When the third-generation (3G) mobile-phone network was launched in China last year, a vast range of compatible products was marketed towards upwardly mobile, professional, technologically connected people with high consumption power. But the largest social group to subscribe to the 3G network was migrant workers, because their need for storage capacity is surprisingly substantial. These workers are absolutely mobile and typically, they have no other devices on which to store data: 3G technology enables them to store photos, download music, videos and novels, and engage in a host of activities that would have been unavailable to them previously.
The most popular social-media tool used by China’s migrant population is Tencent QQ, China’s largest free instant-messaging service. At any one time, there are more than 80 million users chatting on QQ. With a monthly mobile subscription of five yuan (A$0.85), it is distinctly working class: white-collar professionals tend to stick to MSN.

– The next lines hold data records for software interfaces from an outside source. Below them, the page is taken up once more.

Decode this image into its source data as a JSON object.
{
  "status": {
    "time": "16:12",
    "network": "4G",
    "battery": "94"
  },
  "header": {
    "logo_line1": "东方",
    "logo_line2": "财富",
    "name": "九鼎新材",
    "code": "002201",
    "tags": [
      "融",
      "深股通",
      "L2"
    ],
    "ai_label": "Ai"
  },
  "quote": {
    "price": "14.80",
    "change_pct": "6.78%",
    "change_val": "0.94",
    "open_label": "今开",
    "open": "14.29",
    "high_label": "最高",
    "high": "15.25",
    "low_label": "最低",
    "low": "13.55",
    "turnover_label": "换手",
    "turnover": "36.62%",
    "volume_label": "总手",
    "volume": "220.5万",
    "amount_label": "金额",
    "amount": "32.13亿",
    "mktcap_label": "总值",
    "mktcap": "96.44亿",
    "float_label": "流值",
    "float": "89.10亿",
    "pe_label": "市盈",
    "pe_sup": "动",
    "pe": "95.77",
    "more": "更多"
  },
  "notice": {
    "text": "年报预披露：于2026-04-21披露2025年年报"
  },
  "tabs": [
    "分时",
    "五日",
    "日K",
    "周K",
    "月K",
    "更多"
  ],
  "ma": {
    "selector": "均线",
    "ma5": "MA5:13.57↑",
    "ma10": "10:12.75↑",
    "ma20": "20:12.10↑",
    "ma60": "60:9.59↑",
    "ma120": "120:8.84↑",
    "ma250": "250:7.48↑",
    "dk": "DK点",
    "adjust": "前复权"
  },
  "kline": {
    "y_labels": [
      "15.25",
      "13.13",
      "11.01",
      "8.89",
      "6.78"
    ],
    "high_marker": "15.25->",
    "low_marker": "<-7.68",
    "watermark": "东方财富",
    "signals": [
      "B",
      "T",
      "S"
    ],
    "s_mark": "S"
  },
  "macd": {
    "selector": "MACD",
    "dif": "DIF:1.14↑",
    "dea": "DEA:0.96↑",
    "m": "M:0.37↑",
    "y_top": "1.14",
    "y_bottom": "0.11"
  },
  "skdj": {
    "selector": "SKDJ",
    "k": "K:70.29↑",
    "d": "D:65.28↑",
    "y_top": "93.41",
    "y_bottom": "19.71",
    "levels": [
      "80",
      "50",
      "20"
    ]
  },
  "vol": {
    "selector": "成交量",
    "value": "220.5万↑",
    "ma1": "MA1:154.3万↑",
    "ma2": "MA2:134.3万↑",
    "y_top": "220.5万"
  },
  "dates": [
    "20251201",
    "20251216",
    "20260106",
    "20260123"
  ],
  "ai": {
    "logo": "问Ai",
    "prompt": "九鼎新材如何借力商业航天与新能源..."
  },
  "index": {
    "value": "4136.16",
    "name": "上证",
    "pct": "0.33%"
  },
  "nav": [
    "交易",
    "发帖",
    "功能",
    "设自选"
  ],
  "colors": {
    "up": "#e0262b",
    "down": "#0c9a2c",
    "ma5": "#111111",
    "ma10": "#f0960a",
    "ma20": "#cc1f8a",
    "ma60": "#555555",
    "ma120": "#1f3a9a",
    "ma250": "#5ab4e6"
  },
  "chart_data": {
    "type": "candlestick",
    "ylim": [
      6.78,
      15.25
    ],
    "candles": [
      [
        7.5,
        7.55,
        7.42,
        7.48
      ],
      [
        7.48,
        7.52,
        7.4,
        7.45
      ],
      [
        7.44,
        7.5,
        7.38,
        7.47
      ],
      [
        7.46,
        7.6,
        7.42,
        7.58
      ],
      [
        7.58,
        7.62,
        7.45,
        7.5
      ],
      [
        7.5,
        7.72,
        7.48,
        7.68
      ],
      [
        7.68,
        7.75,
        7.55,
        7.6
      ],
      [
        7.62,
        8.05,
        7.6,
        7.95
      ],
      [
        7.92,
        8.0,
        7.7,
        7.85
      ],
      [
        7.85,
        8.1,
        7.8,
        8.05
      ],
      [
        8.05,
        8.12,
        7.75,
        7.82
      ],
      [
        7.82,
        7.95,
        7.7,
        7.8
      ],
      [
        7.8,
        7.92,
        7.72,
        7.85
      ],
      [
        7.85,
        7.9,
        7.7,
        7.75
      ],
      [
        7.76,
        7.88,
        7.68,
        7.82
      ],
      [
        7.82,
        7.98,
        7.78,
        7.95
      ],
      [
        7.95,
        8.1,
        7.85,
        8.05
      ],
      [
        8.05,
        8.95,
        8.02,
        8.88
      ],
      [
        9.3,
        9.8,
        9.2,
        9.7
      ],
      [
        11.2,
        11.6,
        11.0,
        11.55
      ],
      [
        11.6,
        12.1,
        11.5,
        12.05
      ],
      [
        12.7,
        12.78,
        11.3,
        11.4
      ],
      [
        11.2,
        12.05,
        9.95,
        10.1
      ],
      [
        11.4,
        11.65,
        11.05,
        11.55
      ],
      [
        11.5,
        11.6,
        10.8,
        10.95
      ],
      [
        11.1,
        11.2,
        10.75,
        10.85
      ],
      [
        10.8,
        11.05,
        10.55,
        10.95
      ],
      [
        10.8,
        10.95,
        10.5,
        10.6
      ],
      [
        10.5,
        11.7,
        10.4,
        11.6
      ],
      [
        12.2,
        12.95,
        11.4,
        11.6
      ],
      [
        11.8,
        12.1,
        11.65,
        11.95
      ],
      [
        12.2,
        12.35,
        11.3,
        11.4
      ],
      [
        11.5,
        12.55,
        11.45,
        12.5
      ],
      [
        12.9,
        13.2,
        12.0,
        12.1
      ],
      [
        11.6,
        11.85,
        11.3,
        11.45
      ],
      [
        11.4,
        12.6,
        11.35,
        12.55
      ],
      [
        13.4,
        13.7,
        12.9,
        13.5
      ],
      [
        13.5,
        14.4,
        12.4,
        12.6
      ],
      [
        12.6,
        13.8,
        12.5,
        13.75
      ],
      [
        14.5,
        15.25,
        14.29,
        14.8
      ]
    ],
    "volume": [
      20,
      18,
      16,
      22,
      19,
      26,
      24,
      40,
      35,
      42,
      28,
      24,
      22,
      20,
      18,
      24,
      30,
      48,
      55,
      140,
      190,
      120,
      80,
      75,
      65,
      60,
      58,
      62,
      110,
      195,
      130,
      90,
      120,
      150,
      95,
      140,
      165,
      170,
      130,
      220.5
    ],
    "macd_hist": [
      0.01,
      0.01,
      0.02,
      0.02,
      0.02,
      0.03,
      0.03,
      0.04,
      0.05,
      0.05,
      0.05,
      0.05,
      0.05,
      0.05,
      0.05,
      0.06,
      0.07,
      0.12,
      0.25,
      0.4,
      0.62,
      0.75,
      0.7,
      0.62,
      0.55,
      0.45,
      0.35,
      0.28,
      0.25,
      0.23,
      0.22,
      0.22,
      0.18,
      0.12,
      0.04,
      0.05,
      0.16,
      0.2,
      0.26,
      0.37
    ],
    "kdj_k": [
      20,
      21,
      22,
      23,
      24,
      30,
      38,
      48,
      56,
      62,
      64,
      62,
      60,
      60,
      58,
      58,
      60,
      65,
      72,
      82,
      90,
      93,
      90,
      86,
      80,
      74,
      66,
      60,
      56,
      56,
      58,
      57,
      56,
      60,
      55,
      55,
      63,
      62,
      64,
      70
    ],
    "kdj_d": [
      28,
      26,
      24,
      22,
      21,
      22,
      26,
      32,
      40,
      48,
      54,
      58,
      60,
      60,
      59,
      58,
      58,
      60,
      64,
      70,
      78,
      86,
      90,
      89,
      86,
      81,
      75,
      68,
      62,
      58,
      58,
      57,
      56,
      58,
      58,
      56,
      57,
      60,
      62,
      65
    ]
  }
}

The workers are most likely to use QQ when they want to meet new friends or catch up with people they’ve met since leaving home. If they want to contact their parents, they’ll usually use their mobile phones. Typically, these workers value the connections they’ve made since leaving home. There is a collective identity: we’re all on the road; we’re all new to the city, which is hostile to us; we don’t really belong here but somehow we’re together.